*Instructions to follow*.
Which lines in the listing below contain the word "With"? Copy each one.

*Source material*.
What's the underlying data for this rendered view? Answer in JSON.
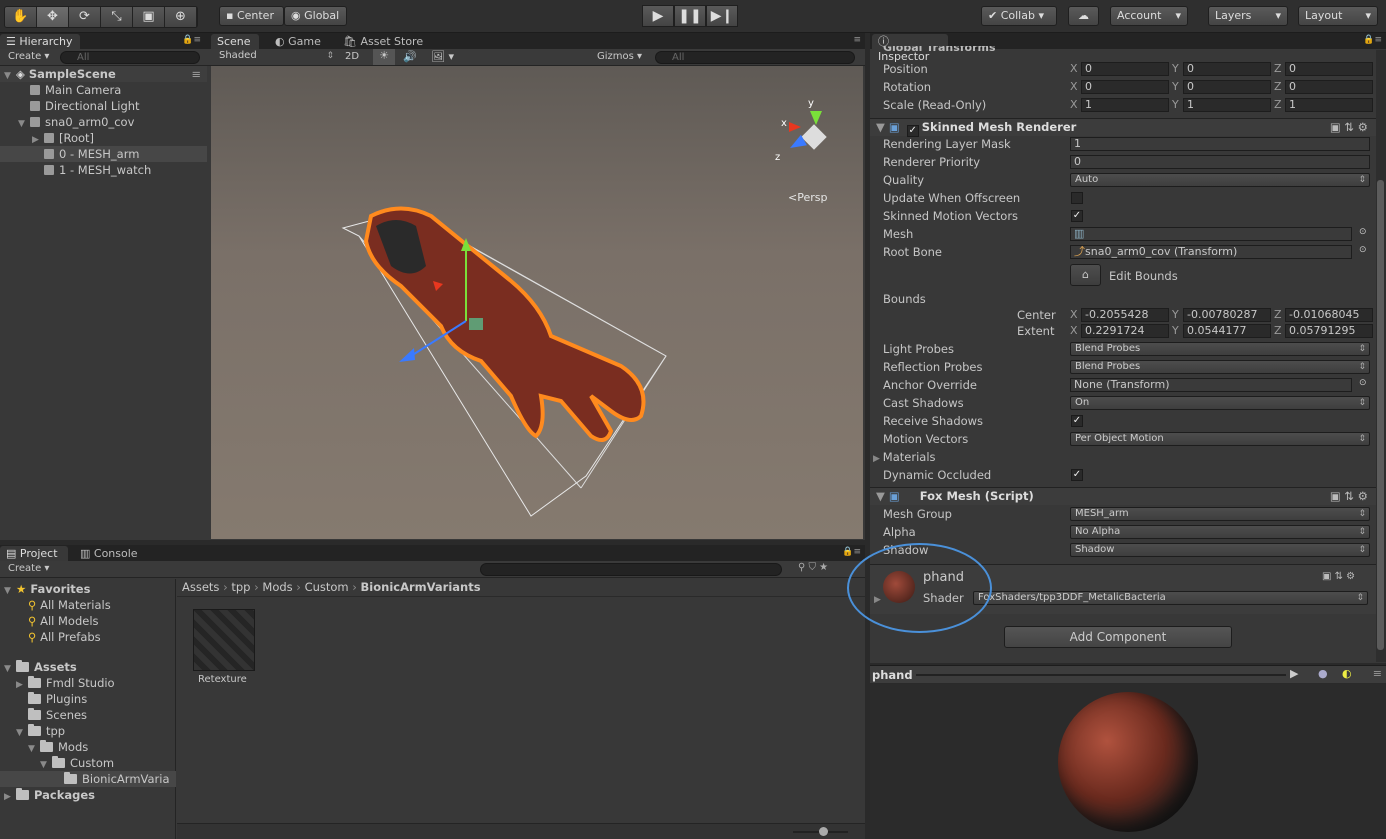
{
  "toolbar": {
    "tools": [
      "✋",
      "✥",
      "⟳",
      "⤡",
      "▣",
      "⊕"
    ],
    "pivot": "Center",
    "space": "Global",
    "collab": "Collab ▾",
    "account": "Account",
    "layers": "Layers",
    "layout": "Layout"
  },
  "hierarchy": {
    "tab": "Hierarchy",
    "create": "Create ▾",
    "search": "All",
    "scene": "SampleScene",
    "items": [
      {
        "label": "Main Camera",
        "depth": 1,
        "arrow": ""
      },
      {
        "label": "Directional Light",
        "depth": 1,
        "arrow": ""
      },
      {
        "label": "sna0_arm0_cov",
        "depth": 1,
        "arrow": "▼"
      },
      {
        "label": "[Root]",
        "depth": 2,
        "arrow": "▶"
      },
      {
        "label": "0 - MESH_arm",
        "depth": 2,
        "arrow": ""
      },
      {
        "label": "1 - MESH_watch",
        "depth": 2,
        "arrow": ""
      }
    ]
  },
  "scene": {
    "tabs": [
      "Scene",
      "Game",
      "Asset Store"
    ],
    "shading": "Shaded",
    "mode2d": "2D",
    "gizmos": "Gizmos",
    "search": "All",
    "persp": "<Persp"
  },
  "project": {
    "tabs": [
      "Project",
      "Console"
    ],
    "create": "Create ▾",
    "favorites": "Favorites",
    "fav_items": [
      "All Materials",
      "All Models",
      "All Prefabs"
    ],
    "assets": "Assets",
    "tree": [
      {
        "label": "Fmdl Studio",
        "depth": 1,
        "arrow": "▶"
      },
      {
        "label": "Plugins",
        "depth": 1,
        "arrow": ""
      },
      {
        "label": "Scenes",
        "depth": 1,
        "arrow": ""
      },
      {
        "label": "tpp",
        "depth": 1,
        "arrow": "▼"
      },
      {
        "label": "Mods",
        "depth": 2,
        "arrow": "▼"
      },
      {
        "label": "Custom",
        "depth": 3,
        "arrow": "▼"
      },
      {
        "label": "BionicArmVaria",
        "depth": 4,
        "arrow": ""
      }
    ],
    "packages": "Packages",
    "breadcrumb": [
      "Assets",
      "tpp",
      "Mods",
      "Custom",
      "BionicArmVariants"
    ],
    "asset_label": "Retexture"
  },
  "inspector": {
    "tab": "Inspector",
    "global_header": "Global Transforms",
    "transform": [
      {
        "label": "Position",
        "x": "0",
        "y": "0",
        "z": "0"
      },
      {
        "label": "Rotation",
        "x": "0",
        "y": "0",
        "z": "0"
      },
      {
        "label": "Scale (Read-Only)",
        "x": "1",
        "y": "1",
        "z": "1"
      }
    ],
    "smr_title": "Skinned Mesh Renderer",
    "rendering_layer_mask": "1",
    "renderer_priority": "0",
    "quality": "Auto",
    "mesh": "",
    "root_bone": "sna0_arm0_cov (Transform)",
    "edit_bounds": "Edit Bounds",
    "labels": {
      "rlm": "Rendering Layer Mask",
      "rp": "Renderer Priority",
      "q": "Quality",
      "uwo": "Update When Offscreen",
      "smv": "Skinned Motion Vectors",
      "mesh": "Mesh",
      "rb": "Root Bone",
      "bounds": "Bounds",
      "center": "Center",
      "extent": "Extent",
      "lp": "Light Probes",
      "rfp": "Reflection Probes",
      "ao": "Anchor Override",
      "cs": "Cast Shadows",
      "rs": "Receive Shadows",
      "mv": "Motion Vectors",
      "mats": "Materials",
      "do": "Dynamic Occluded",
      "mg": "Mesh Group",
      "alpha": "Alpha",
      "shadow": "Shadow",
      "shader": "Shader"
    },
    "center": {
      "x": "-0.2055428",
      "y": "-0.00780287",
      "z": "-0.01068045"
    },
    "extent": {
      "x": "0.2291724",
      "y": "0.0544177",
      "z": "0.05791295"
    },
    "light_probes": "Blend Probes",
    "reflection_probes": "Blend Probes",
    "anchor_override": "None (Transform)",
    "cast_shadows": "On",
    "motion_vectors": "Per Object Motion",
    "fox_title": "Fox Mesh (Script)",
    "mesh_group": "MESH_arm",
    "alpha": "No Alpha",
    "shadow": "Shadow",
    "material_name": "phand",
    "shader": "FoxShaders/tpp3DDF_MetalicBacteria",
    "add_component": "Add Component",
    "preview_name": "phand"
  }
}
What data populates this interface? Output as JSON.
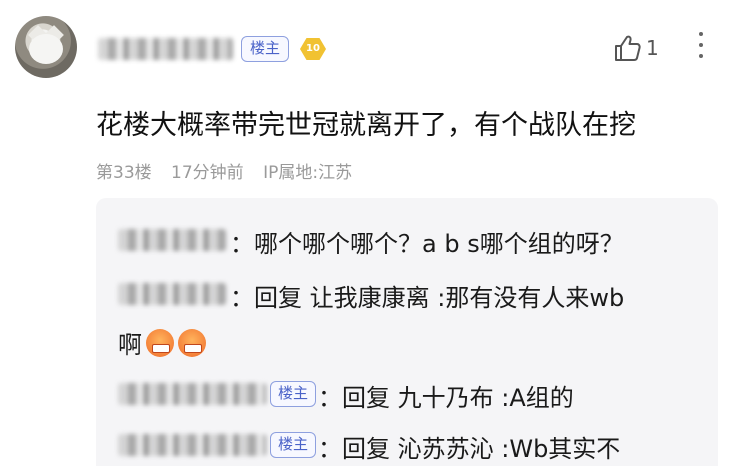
{
  "post": {
    "owner_tag": "楼主",
    "level": "10",
    "like_count": "1",
    "content": "花楼大概率带完世冠就离开了，有个战队在挖",
    "floor": "第33楼",
    "time": "17分钟前",
    "location": "IP属地:江苏"
  },
  "replies": [
    {
      "text": "哪个哪个哪个？a b s哪个组的呀？"
    },
    {
      "text": "回复 让我康康离 :那有没有人来wb",
      "text_cont": "啊"
    },
    {
      "tag": "楼主",
      "text": "回复 九十乃布 :A组的"
    },
    {
      "tag": "楼主",
      "text": "回复 沁苏苏沁 :Wb其实不"
    }
  ],
  "colors": {
    "tag_border": "#8ea0df",
    "tag_text": "#4a62c8",
    "badge": "#f1c232",
    "reply_bg": "#f5f5f7"
  }
}
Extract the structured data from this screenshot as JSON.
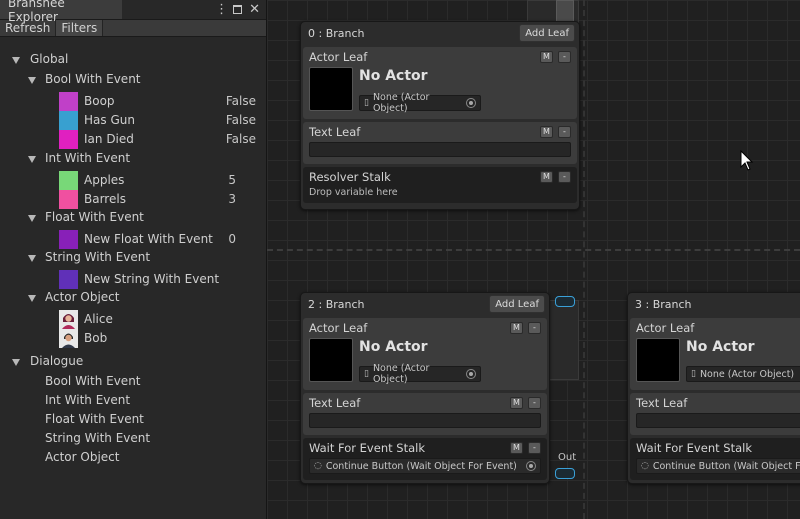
{
  "explorer": {
    "title": "Branshee Explorer",
    "toolbar": {
      "refresh": "Refresh",
      "filters": "Filters"
    },
    "global_label": "Global",
    "groups": {
      "bool": {
        "label": "Bool With Event",
        "items": [
          {
            "name": "Boop",
            "value": "False",
            "color": "#c040c8"
          },
          {
            "name": "Has Gun",
            "value": "False",
            "color": "#38a0d0"
          },
          {
            "name": "Ian Died",
            "value": "False",
            "color": "#e020c0"
          }
        ]
      },
      "int": {
        "label": "Int With Event",
        "items": [
          {
            "name": "Apples",
            "value": "5",
            "color": "#78d878"
          },
          {
            "name": "Barrels",
            "value": "3",
            "color": "#f050a0"
          }
        ]
      },
      "float": {
        "label": "Float With Event",
        "items": [
          {
            "name": "New Float With Event",
            "value": "0",
            "color": "#8820b8"
          }
        ]
      },
      "string": {
        "label": "String With Event",
        "items": [
          {
            "name": "New String With Event",
            "color": "#6030b8"
          }
        ]
      },
      "actor": {
        "label": "Actor Object",
        "items": [
          {
            "name": "Alice"
          },
          {
            "name": "Bob"
          }
        ]
      }
    },
    "dialogue_label": "Dialogue",
    "dialogue_items": [
      "Bool With Event",
      "Int With Event",
      "Float With Event",
      "String With Event",
      "Actor Object"
    ]
  },
  "graph": {
    "nodes": [
      {
        "title": "0 : Branch",
        "add_leaf": "Add Leaf",
        "actor_leaf": "Actor Leaf",
        "no_actor": "No Actor",
        "actor_field": "None (Actor Object)",
        "text_leaf": "Text Leaf",
        "stalk_title": "Resolver Stalk",
        "stalk_hint": "Drop variable here"
      },
      {
        "title": "2 : Branch",
        "add_leaf": "Add Leaf",
        "actor_leaf": "Actor Leaf",
        "no_actor": "No Actor",
        "actor_field": "None (Actor Object)",
        "text_leaf": "Text Leaf",
        "stalk_title": "Wait For Event Stalk",
        "stalk_field": "Continue Button (Wait Object For Event)",
        "out_label": "Out"
      },
      {
        "title": "3 : Branch",
        "actor_leaf": "Actor Leaf",
        "no_actor": "No Actor",
        "actor_field": "None (Actor Object)",
        "text_leaf": "Text Leaf",
        "stalk_title": "Wait For Event Stalk",
        "stalk_field": "Continue Button (Wait Object For Event)"
      }
    ],
    "btn_m": "M",
    "btn_minus": "-"
  }
}
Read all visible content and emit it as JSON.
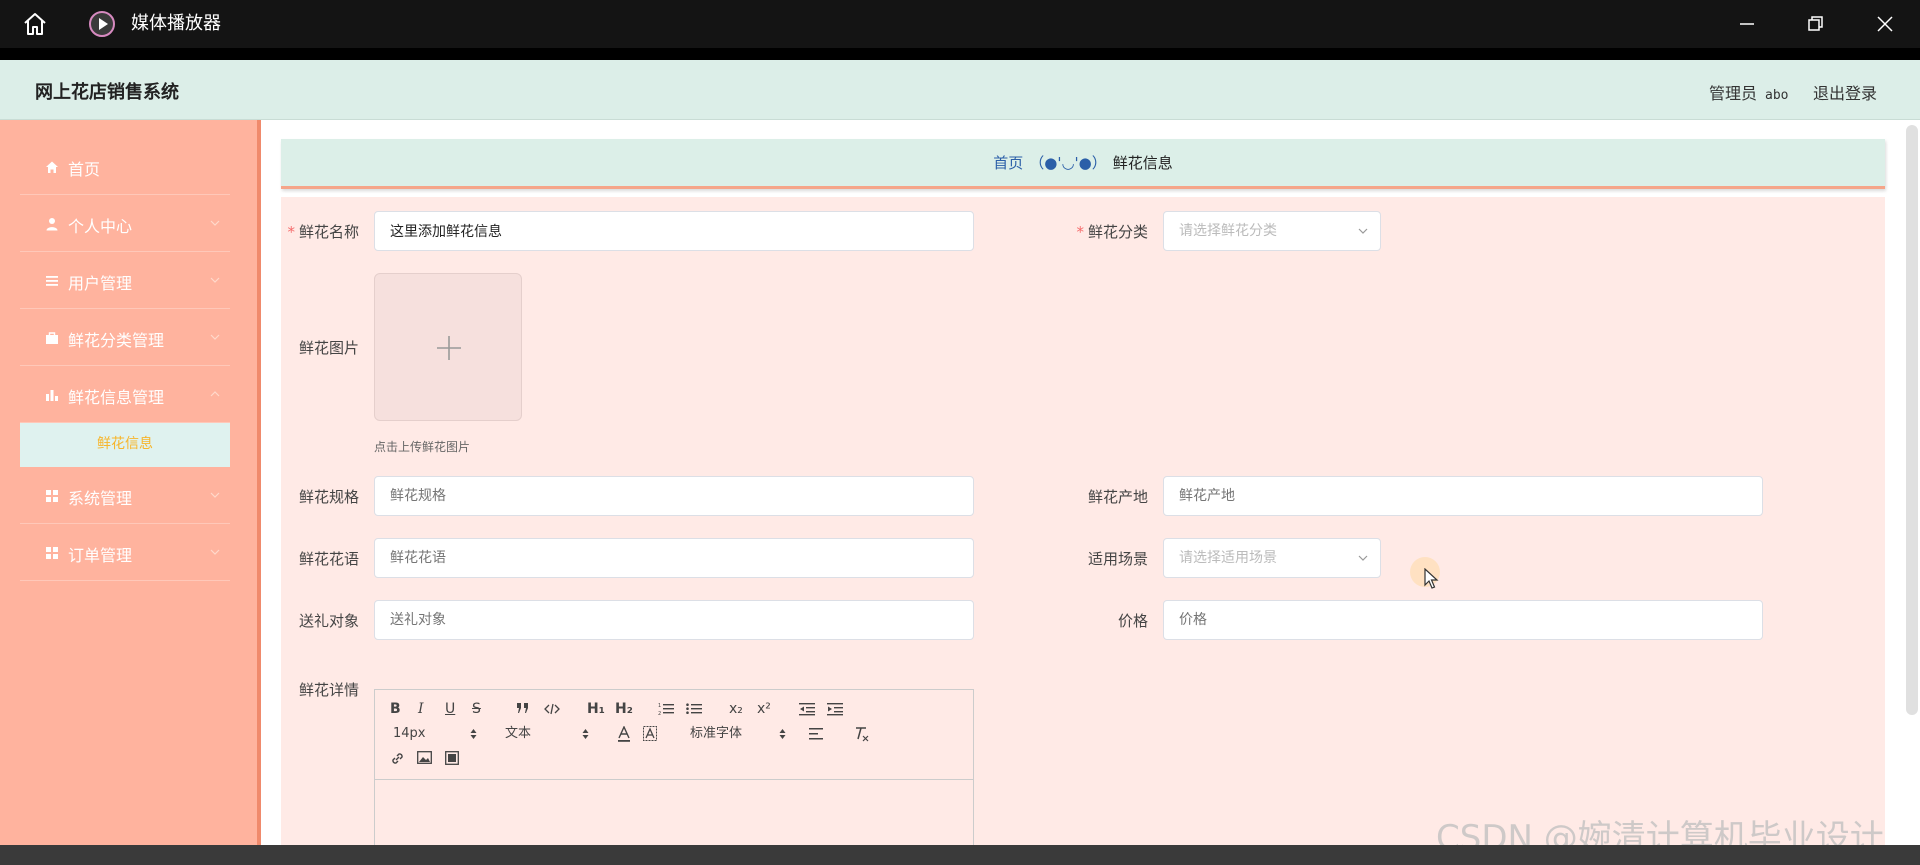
{
  "player": {
    "title": "媒体播放器",
    "icons": {
      "home": "home-icon",
      "logo": "play-circle-icon",
      "minimize": "minimize-icon",
      "restore": "restore-icon",
      "close": "close-icon"
    },
    "time_left": "",
    "time_right": ""
  },
  "header": {
    "app_title": "网上花店销售系统",
    "admin_role": "管理员",
    "admin_name": "abo",
    "logout": "退出登录"
  },
  "sidebar": {
    "items": [
      {
        "label": "首页",
        "icon": "home-icon",
        "expandable": false
      },
      {
        "label": "个人中心",
        "icon": "user-icon",
        "expandable": true
      },
      {
        "label": "用户管理",
        "icon": "list-icon",
        "expandable": true
      },
      {
        "label": "鲜花分类管理",
        "icon": "briefcase-icon",
        "expandable": true
      },
      {
        "label": "鲜花信息管理",
        "icon": "bar-chart-icon",
        "expandable": true
      },
      {
        "label": "系统管理",
        "icon": "grid-icon",
        "expandable": true
      },
      {
        "label": "订单管理",
        "icon": "grid-icon",
        "expandable": true
      }
    ],
    "active_submenu": "鲜花信息"
  },
  "breadcrumb": {
    "home": "首页",
    "face": "（●'◡'●）",
    "current": "鲜花信息"
  },
  "form": {
    "name": {
      "label": "鲜花名称",
      "value": "这里添加鲜花信息",
      "required": true
    },
    "category": {
      "label": "鲜花分类",
      "placeholder": "请选择鲜花分类",
      "required": true
    },
    "image": {
      "label": "鲜花图片",
      "hint": "点击上传鲜花图片"
    },
    "spec": {
      "label": "鲜花规格",
      "placeholder": "鲜花规格"
    },
    "origin": {
      "label": "鲜花产地",
      "placeholder": "鲜花产地"
    },
    "language": {
      "label": "鲜花花语",
      "placeholder": "鲜花花语"
    },
    "scene": {
      "label": "适用场景",
      "placeholder": "请选择适用场景"
    },
    "recipient": {
      "label": "送礼对象",
      "placeholder": "送礼对象"
    },
    "price": {
      "label": "价格",
      "placeholder": "价格"
    },
    "detail": {
      "label": "鲜花详情"
    }
  },
  "editor": {
    "font_size": "14px",
    "block_format": "文本",
    "font_family": "标准字体",
    "buttons": {
      "bold": "B",
      "italic": "I",
      "underline": "U",
      "strike": "S",
      "h1": "H₁",
      "h2": "H₂",
      "sub": "x₂",
      "sup": "x²"
    }
  },
  "watermark": "CSDN @婉清计算机毕业设计",
  "colors": {
    "sidebar_bg": "#ffb39e",
    "header_bg": "#dceee8",
    "form_bg": "#ffeae6",
    "submenu_text": "#f7b52a",
    "link_blue": "#2b5fa8",
    "required": "#f56c6c"
  }
}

*Answer to the problem*.
        "label": "Bool With Event",
        "label": "Int With Event",
        "label": "Float With Event",
            "name": "New Float With Event",
        "label": "String With Event",
            "name": "New String With Event",
      "Bool With Event",
      "Int With Event",
      "Float With Event",
      "String With Event",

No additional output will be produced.